We Haven’t Moved Beyond “Fanboys?”

So here’s how the news Atomic Blonde would screen for select attendees at San Diego Comic-Con was presented to readers of Deadline.

I had to shake my head when I saw the headline. “Fanboys?” Really? Are we still on this? Are we still of the opinion that SDCC and other geek culture events are dominated by lonely males in the throes of arrested development who just like to shitpost about movies they don’t like for the lulz? I thought we were past this.

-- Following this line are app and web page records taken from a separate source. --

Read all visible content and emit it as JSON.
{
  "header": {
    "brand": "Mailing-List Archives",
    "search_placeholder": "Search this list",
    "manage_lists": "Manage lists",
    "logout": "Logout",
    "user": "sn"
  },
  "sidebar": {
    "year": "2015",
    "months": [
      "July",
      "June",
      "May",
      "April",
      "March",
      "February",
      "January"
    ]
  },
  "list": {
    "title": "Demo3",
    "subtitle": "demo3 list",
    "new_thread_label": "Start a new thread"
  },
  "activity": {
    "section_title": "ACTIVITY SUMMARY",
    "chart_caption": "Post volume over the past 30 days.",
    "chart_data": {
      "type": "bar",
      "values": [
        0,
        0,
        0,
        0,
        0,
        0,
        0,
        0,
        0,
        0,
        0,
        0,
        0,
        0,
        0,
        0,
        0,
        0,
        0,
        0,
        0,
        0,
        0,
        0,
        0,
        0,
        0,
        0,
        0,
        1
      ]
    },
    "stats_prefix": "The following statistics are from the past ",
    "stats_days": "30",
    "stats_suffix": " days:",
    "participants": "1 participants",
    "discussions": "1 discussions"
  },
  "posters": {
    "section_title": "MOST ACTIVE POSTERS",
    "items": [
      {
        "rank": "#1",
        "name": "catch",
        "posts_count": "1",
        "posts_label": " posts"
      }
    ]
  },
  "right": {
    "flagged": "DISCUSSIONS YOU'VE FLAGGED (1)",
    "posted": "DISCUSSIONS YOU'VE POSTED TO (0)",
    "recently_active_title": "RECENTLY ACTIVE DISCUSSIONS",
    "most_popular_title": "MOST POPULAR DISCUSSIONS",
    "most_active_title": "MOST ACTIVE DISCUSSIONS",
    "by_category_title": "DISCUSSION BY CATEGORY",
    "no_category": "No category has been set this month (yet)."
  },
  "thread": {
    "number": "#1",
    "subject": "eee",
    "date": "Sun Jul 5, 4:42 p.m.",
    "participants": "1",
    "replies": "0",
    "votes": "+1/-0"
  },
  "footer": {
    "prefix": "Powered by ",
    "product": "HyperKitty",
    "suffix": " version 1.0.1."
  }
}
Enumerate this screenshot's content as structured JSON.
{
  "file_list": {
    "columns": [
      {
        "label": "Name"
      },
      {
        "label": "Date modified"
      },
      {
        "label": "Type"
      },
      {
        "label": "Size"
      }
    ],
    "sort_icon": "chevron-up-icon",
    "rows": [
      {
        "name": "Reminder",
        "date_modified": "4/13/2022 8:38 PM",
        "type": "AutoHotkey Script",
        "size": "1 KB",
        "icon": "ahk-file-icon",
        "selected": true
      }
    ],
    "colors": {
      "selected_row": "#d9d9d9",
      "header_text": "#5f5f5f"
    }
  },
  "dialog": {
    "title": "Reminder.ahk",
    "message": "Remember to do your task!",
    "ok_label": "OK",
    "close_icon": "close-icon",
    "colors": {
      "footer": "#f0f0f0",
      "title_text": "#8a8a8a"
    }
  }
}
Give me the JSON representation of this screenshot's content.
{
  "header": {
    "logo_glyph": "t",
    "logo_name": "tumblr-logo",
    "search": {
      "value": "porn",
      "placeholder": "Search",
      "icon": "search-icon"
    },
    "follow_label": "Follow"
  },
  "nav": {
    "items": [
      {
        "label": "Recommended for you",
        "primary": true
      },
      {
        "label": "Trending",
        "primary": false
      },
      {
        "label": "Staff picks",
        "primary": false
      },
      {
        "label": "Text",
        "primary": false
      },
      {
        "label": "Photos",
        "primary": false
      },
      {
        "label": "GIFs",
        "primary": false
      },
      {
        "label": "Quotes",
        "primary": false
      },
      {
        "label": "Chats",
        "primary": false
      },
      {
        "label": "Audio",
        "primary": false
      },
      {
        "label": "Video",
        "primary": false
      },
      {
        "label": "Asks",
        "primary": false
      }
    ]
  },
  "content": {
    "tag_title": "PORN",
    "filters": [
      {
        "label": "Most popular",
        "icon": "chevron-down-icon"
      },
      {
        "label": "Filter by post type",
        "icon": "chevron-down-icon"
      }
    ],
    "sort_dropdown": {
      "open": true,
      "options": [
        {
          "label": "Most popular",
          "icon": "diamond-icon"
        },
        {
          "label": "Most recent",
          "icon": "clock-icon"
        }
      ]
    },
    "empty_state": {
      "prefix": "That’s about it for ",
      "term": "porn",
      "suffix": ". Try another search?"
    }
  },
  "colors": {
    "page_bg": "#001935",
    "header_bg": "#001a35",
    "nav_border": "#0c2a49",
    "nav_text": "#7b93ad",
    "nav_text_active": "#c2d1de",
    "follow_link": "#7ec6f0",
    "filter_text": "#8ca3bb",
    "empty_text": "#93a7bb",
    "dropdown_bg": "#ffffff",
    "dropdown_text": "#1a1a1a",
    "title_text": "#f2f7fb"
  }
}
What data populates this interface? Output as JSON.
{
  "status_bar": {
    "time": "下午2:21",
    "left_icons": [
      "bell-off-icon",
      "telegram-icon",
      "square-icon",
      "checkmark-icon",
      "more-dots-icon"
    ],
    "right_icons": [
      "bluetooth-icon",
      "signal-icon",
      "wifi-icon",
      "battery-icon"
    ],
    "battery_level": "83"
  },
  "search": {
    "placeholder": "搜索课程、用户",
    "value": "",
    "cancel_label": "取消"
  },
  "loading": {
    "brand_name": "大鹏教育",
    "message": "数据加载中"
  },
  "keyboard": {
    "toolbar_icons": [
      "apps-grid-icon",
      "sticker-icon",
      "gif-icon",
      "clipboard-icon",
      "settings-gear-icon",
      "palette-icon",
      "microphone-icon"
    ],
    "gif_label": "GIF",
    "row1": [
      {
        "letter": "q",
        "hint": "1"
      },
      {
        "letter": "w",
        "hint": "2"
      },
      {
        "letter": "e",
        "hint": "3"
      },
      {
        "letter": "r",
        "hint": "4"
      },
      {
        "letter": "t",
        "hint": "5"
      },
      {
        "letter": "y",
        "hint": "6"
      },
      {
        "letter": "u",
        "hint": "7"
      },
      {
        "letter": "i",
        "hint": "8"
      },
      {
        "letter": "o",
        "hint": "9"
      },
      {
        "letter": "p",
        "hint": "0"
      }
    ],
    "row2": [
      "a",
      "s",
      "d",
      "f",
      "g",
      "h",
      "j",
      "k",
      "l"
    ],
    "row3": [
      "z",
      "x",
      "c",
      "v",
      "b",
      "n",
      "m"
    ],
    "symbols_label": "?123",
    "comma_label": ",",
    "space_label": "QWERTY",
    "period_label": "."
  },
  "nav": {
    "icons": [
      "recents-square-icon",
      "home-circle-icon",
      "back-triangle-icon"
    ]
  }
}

As someone who’s been to Comic-Con five times in the last seven years (I was covering it for work, of course) I can tell the audience is infinitely more diverse than the stereotypical “fanboy.” Not everyone there is trying to tear down remakes of their childhood favorite franchises. There are comics fans, there are movie fans, there are anime fans, there are horror fans. Not just men but women of all ages, all there engaging in the fun, whether that means attending panels, showing off their Batgirl cosplay or anything else.

This is a rich, multifaceted community that I was honored to engage with for a number of years. Sure, you’ll find some people who seem to be the real life incarnation of Comic Book Guy from “The Simpsons,” but in my experience that’s not even the majority of attendees.

If you’re still using “fanboys” as your shorthand for the kind of people who go to San Diego or any other geek gathering, you need to update your style guide. Not only is it outdated and derogatory toward passionate fans but it’s also obviously more than a little sexist. Not everyone there is pulled from the set of “The Big Bang Theory.” Let’s just do better next time.

Author: Chris Thilk

Chris Thilk is a freelance writer and content strategist with over 15 years of experience in online strategy and content marketing. He lives in the Chicago suburbs.